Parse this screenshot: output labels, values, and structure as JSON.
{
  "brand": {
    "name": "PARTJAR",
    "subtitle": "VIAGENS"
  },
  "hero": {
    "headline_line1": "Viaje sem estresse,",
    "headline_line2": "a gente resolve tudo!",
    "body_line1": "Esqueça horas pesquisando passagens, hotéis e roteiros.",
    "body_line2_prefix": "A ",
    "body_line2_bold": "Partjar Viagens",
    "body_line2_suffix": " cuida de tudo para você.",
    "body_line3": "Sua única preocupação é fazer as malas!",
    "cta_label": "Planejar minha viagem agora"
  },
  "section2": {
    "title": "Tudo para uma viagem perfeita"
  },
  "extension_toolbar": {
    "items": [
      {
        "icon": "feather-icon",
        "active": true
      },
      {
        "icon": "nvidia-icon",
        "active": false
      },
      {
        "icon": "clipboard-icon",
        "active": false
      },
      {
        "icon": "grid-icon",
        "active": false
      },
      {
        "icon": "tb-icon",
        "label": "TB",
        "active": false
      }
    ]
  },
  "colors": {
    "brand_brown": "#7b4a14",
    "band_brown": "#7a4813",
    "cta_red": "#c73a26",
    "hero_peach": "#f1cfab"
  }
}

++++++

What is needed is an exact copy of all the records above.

◆ SOLUTION FOR THIS PROBLEM ◆
Parse this screenshot: output labels, values, and structure as JSON.
{
  "brand": {
    "name": "PARTJAR",
    "subtitle": "VIAGENS"
  },
  "hero": {
    "headline_line1": "Viaje sem estresse,",
    "headline_line2": "a gente resolve tudo!",
    "body_line1": "Esqueça horas pesquisando passagens, hotéis e roteiros.",
    "body_line2_prefix": "A ",
    "body_line2_bold": "Partjar Viagens",
    "body_line2_suffix": " cuida de tudo para você.",
    "body_line3": "Sua única preocupação é fazer as malas!",
    "cta_label": "Planejar minha viagem agora"
  },
  "section2": {
    "title": "Tudo para uma viagem perfeita"
  },
  "extension_toolbar": {
    "items": [
      {
        "icon": "feather-icon",
        "active": true
      },
      {
        "icon": "nvidia-icon",
        "active": false
      },
      {
        "icon": "clipboard-icon",
        "active": false
      },
      {
        "icon": "grid-icon",
        "active": false
      },
      {
        "icon": "tb-icon",
        "label": "TB",
        "active": false
      }
    ]
  },
  "colors": {
    "brand_brown": "#7b4a14",
    "band_brown": "#7a4813",
    "cta_red": "#c73a26",
    "hero_peach": "#f1cfab"
  }
}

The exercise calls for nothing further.